TRY IT: Count the lines in the records below that contain the word "time", and give only that number.

Web page and app entries
------------------------------------------------
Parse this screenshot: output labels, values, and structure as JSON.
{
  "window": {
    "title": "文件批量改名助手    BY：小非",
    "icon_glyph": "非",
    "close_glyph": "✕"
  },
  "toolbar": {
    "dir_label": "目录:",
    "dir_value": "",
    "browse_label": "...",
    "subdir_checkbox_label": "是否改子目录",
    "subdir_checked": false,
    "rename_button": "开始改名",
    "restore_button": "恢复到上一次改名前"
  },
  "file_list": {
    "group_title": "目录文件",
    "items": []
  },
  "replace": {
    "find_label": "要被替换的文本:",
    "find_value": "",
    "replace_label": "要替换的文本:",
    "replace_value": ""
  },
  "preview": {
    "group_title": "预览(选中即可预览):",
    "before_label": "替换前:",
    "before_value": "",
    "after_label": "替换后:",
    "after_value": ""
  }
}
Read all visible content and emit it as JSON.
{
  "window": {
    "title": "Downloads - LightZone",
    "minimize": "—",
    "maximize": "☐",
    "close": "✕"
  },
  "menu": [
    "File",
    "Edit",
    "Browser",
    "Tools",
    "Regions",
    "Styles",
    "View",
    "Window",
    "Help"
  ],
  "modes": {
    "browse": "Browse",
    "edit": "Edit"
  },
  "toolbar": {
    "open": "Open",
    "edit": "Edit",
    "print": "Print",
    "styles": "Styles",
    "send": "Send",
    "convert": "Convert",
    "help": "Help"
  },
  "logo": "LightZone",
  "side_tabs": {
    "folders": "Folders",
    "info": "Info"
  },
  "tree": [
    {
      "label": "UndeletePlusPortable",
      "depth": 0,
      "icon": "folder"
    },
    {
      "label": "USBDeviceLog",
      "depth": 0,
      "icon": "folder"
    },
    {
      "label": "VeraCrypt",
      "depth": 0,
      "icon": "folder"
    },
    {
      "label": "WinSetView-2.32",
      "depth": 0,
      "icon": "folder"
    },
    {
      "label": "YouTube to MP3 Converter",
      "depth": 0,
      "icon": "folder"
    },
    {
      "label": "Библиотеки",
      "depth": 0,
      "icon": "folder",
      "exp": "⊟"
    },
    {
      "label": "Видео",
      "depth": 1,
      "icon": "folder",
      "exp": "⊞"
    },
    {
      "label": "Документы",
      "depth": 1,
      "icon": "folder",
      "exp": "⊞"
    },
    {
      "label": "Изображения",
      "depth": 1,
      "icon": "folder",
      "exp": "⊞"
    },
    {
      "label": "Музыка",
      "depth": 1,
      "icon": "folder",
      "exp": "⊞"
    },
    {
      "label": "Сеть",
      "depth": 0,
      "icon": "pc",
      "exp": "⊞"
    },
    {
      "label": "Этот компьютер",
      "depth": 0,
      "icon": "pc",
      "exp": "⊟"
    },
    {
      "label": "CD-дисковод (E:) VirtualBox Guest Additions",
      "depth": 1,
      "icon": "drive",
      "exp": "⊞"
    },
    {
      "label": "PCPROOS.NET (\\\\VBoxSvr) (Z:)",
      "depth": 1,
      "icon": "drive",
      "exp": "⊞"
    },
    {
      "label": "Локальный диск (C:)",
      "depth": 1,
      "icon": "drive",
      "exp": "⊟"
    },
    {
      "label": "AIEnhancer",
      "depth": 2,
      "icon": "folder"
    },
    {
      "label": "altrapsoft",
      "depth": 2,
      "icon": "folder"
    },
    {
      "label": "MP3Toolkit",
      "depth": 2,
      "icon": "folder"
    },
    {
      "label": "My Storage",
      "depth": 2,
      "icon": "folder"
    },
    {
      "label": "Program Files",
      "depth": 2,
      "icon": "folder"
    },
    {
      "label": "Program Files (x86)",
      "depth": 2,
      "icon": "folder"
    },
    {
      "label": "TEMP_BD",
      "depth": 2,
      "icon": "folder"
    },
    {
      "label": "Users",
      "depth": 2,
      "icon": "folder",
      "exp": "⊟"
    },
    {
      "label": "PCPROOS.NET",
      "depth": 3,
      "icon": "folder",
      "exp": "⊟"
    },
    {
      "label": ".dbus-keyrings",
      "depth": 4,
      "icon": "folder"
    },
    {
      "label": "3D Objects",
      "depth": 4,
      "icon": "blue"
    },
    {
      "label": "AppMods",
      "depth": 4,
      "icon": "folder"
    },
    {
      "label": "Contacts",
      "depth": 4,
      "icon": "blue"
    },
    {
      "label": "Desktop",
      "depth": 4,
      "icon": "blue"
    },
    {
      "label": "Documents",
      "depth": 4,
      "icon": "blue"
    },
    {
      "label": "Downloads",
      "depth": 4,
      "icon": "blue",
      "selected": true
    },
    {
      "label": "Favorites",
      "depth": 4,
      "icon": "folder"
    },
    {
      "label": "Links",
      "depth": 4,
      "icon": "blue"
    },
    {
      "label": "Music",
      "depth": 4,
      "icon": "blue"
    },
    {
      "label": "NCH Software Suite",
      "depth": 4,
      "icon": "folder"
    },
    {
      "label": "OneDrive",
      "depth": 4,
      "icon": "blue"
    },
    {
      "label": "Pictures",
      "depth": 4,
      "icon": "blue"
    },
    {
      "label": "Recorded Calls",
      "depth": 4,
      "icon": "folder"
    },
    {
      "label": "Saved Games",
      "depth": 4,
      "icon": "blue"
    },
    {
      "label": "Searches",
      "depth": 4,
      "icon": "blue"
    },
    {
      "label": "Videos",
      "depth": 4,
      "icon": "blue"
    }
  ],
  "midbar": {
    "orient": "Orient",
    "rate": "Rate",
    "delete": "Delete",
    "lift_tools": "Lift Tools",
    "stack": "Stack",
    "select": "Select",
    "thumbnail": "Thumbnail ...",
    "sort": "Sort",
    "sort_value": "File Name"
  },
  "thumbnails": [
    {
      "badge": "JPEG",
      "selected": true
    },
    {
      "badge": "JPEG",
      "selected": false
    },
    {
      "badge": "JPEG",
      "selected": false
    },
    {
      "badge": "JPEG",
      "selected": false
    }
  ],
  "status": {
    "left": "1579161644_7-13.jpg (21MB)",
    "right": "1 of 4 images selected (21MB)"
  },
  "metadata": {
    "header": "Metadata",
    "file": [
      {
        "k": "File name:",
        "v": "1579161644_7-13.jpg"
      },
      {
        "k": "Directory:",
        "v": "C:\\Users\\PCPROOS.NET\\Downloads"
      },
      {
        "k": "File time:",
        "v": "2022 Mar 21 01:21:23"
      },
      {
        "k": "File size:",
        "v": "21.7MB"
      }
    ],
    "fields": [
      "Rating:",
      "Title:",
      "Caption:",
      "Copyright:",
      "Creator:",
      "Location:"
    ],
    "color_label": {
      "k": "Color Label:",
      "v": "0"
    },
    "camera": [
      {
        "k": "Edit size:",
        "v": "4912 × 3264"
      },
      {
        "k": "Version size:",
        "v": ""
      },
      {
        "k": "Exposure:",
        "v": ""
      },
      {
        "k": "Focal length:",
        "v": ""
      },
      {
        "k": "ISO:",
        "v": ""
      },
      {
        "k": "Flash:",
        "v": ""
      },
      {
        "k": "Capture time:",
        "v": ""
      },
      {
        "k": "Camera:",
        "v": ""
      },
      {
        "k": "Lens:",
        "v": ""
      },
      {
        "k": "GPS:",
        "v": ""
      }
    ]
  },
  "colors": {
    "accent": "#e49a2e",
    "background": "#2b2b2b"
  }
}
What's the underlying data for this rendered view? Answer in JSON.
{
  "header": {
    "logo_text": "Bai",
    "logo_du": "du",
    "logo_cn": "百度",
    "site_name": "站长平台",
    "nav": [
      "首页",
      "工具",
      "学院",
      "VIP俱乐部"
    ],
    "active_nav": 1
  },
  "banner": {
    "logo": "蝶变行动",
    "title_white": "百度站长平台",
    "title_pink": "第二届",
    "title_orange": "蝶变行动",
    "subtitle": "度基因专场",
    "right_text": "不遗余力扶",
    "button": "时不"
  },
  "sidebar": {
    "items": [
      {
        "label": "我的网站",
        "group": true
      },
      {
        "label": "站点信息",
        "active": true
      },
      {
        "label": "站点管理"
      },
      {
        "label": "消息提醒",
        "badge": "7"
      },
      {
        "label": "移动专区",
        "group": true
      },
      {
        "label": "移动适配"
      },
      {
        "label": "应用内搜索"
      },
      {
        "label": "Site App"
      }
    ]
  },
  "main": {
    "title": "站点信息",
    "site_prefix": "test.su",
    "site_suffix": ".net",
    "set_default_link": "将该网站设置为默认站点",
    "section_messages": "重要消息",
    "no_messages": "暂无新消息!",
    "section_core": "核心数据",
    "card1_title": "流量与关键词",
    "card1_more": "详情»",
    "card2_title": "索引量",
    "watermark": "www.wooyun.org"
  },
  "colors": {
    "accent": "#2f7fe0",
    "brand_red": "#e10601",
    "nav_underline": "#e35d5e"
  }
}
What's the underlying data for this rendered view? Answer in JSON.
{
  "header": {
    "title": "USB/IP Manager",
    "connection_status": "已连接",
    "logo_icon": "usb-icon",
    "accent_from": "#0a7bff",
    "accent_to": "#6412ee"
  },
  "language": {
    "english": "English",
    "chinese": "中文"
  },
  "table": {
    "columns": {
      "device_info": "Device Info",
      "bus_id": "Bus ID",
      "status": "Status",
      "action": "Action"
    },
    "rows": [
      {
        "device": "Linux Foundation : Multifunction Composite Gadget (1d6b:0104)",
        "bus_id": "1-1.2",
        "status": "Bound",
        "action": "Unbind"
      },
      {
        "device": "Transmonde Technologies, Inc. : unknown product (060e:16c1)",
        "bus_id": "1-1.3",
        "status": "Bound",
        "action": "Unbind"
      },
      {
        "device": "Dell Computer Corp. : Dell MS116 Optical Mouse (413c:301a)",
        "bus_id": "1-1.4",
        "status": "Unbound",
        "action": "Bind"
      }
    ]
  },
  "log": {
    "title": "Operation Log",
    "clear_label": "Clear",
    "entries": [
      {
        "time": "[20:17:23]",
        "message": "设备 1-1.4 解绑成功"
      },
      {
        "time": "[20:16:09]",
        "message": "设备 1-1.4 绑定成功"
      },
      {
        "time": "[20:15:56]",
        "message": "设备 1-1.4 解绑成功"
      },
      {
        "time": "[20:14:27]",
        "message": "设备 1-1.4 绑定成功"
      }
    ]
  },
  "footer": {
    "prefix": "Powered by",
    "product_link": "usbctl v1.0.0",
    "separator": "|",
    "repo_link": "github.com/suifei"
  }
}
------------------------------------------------
ANSWER FOR THIS EXERCISE: 6